What to work on
Lines with the word "BASE" in them are the ones to copy from the records.

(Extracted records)
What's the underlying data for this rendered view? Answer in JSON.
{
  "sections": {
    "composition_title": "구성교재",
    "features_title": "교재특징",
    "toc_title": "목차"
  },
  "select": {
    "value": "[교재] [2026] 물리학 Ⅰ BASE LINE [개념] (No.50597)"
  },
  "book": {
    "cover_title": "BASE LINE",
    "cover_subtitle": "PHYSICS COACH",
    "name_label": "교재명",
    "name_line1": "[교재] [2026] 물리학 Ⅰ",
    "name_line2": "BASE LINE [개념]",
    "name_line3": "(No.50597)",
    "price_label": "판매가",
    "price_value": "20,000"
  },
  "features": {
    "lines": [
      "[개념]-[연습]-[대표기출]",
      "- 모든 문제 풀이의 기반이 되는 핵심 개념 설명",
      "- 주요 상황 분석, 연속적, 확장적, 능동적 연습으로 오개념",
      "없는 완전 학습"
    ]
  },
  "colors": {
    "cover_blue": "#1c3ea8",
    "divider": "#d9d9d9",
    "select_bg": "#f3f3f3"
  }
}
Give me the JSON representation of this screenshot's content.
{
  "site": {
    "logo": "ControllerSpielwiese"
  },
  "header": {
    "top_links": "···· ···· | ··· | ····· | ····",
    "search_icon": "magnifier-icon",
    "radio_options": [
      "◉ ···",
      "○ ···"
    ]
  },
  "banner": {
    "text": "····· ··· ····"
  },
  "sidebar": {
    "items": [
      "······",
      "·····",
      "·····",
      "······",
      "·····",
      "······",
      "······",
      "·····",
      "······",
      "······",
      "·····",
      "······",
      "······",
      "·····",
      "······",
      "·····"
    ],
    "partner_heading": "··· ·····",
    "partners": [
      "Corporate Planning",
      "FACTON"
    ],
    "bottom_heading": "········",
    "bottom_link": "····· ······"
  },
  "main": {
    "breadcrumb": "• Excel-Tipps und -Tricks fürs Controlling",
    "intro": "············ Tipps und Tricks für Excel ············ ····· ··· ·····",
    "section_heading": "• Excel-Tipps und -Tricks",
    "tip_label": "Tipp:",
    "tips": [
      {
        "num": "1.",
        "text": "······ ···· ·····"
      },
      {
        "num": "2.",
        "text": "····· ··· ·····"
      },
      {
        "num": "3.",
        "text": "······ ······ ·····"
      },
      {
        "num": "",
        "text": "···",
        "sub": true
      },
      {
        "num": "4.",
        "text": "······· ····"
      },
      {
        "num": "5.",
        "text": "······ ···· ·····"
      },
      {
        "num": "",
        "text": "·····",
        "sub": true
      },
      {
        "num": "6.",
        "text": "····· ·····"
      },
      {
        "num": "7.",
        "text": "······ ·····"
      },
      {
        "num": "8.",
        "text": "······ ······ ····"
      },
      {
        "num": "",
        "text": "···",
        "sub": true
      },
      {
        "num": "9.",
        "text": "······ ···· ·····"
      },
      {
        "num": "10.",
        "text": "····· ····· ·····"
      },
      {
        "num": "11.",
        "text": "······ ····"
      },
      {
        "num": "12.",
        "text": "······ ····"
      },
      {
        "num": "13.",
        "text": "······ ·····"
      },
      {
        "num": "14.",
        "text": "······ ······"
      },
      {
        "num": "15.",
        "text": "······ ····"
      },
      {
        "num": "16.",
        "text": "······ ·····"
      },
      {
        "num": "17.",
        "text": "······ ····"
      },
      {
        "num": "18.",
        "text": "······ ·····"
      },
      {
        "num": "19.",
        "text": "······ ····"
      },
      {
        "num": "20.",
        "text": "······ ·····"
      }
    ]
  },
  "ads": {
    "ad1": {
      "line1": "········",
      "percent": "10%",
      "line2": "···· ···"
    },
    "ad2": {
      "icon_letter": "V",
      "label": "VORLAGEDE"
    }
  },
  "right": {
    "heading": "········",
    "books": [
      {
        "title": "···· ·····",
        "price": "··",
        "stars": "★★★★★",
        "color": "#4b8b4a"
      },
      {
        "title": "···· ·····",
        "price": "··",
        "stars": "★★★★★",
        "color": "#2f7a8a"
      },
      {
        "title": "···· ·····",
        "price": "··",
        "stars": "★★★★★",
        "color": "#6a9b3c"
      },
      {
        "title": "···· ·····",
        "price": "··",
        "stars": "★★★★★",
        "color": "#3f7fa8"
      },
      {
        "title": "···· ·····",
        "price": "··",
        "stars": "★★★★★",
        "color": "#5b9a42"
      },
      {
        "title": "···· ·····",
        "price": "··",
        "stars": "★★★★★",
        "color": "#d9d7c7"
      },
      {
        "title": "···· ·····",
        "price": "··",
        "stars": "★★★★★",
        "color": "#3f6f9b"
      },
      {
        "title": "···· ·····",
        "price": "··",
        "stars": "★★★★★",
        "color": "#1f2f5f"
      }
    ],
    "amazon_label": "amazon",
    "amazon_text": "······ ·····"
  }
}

Answer section
    "value": "[교재] [2026] 물리학 Ⅰ BASE LINE [개념] (No.50597)"
    "cover_title": "BASE LINE",
    "name_line2": "BASE LINE [개념]",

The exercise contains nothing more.